Once the patient is in the hospital, core temperature is stabilized and extremities are rapidly rewarmed in large containers of circulating water kept at about 40.5° C; 15 to 30 minutes is usually adequate. Thawing is often mistakenly ended prematurely because pain may be severe during rewarming. Parenteral analgesics, including opioids, may be used.
Patients are encouraged to move the affected part gently during thawing. Large, clear blisters are left intact or aspirated using sterile technique. Hemorrhagic blisters are left intact to avoid secondary desiccation of deep dermal layers. Broken vesicles are debrided. If there is no perfusion after thawing, the administration of papaverine (a vasodilator) followed by intra-arterial thrombolytic (fibrinolytic) therapy may be considered. This treatment should be followed with enoxaparin 1 mg/kg subcutaneously twice a day for 14 days.
Anti-inflammatory measures (eg, topical aloe vera every 6 hours and ibuprofen 400 mg orally every 8 hours or ketorolac 30 to 60 mg IV) probably help. Affected areas are left open to warm air, and extremities are elevated to decrease edema. Anticoagulants, IV low molecular weight dextran, and intra-arterial vasodilators (eg, reserpine, tolazoline) have no proven clinical benefit.

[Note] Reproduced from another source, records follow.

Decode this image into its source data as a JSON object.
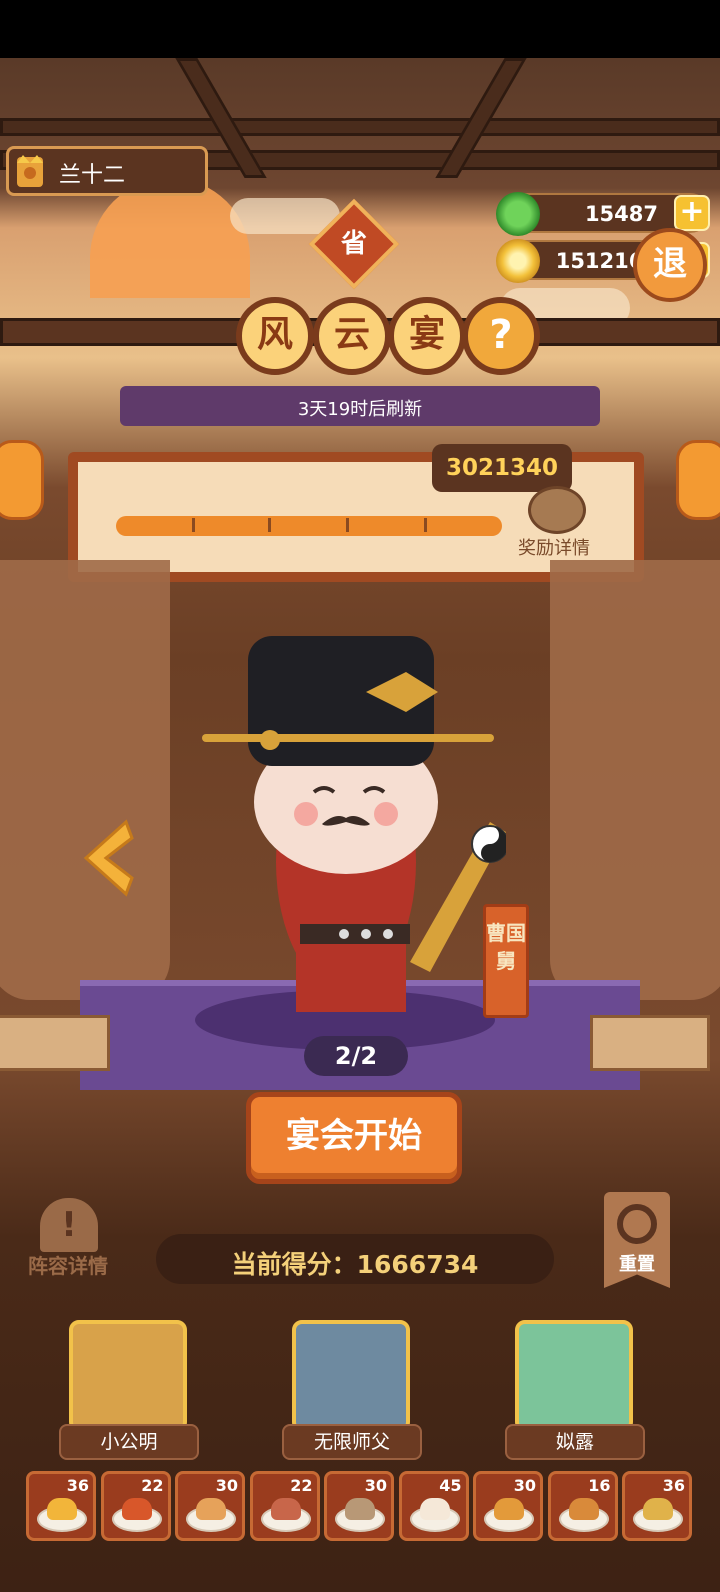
{
  "player": {
    "name": "兰十二"
  },
  "currency": {
    "jade": {
      "value": "15487",
      "icon": "jade-coin-icon"
    },
    "gold": {
      "value": "1512162",
      "icon": "gold-coin-icon"
    },
    "plus_label": "+"
  },
  "exit_label": "退",
  "province_badge": "省",
  "event_title": [
    "风",
    "云",
    "宴"
  ],
  "help_label": "?",
  "refresh_text": "3天19时后刷新",
  "progress": {
    "target_score": "3021340",
    "reward_label": "奖励详情",
    "fill_fraction": 1.0
  },
  "character": {
    "name": "曹国舅",
    "page": "2/2"
  },
  "start_button": "宴会开始",
  "lineup_label": "阵容详情",
  "reset_label": "重置",
  "current_score": {
    "label": "当前得分：",
    "value": "1666734"
  },
  "heroes": [
    {
      "name": "小公明",
      "color": "#d8a24a"
    },
    {
      "name": "无限师父",
      "color": "#6e8aa0"
    },
    {
      "name": "姒露",
      "color": "#7cc49a"
    }
  ],
  "dishes": [
    {
      "count": "36",
      "color": "#f2b53a"
    },
    {
      "count": "22",
      "color": "#d8572a"
    },
    {
      "count": "30",
      "color": "#e6a25a"
    },
    {
      "count": "22",
      "color": "#c8664a"
    },
    {
      "count": "30",
      "color": "#b89876"
    },
    {
      "count": "45",
      "color": "#f5e8d8"
    },
    {
      "count": "30",
      "color": "#e39a3a"
    },
    {
      "count": "16",
      "color": "#d98a3a"
    },
    {
      "count": "36",
      "color": "#e0b24a"
    }
  ]
}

Phenoxybenzamine, a long-acting alpha-blocker, at a dosage of 10 to 60 mg orally once a day may theoretically decrease vasospasm and improve blood flow. For severe injury presenting within 48 hours, infusion of a prostacyclin analog such as iloprost should be considered.
Preventing infection is fundamental; streptococcal prophylaxis (eg, with penicillin) is sometimes provided. If wet gangrene is present, broad-spectrum antibiotics are used. Tetanus toxoid is given if vaccination is not up to date. If tissue damage is severe, tissue pressure is monitored (see Compartment Syndrome: Diagnosis).
Adequate nutrition is important to sustain metabolic heat production. Pre-thaw, consider using Doppler ultrasonography to assess pulses and tissue appearance.
Other imaging tests include radionuclide scanning, MRI, microwave thermography, and laser-Doppler flowmetry to help assess circulation, determine tissue viability, and thus guide treatment. MRI and particularly magnetic resonance angiography may establish the line of demarcation before clinical demarcation and thus make earlier surgical debridement or amputation possible. However, whether earlier surgery improves long-term outcome is unclear. Usually, surgery is delayed as long as possible because the black carapace is often shed, leaving viable tissue. Patients with severe frostbite are warned that many weeks of observation may be required before demarcation and the extent of tissue loss become apparent.
Whirlpool baths at 37°C 3 times a day followed by gentle drying, rest, and time are the best long-term management. No totally effective treatment for the long-lasting symptoms of frostbite (eg, numbness, hypersensitivity to cold) is known, although chemical or surgical sympathectomy may be useful for late neuropathic symptoms.
Depth of injury is difficult to recognize initially, although blood-filled blisters indicate deeper damage.
Thaw frostbitten tissue as soon as possible using water that is tolerably warm to the touch (40 to 42° C); analgesia is usually required.
Avoid thawing and refreezing.
Keep affected areas uncovered, clean, dry, and elevated.
Black tissue may represent a black carapace that will be shed or gangrene that will require amputation; surgery may be delayed until the demarcation is clear.
Neuropathic symptoms (eg, sensitivity to cold, numbness) may persist indefinitely.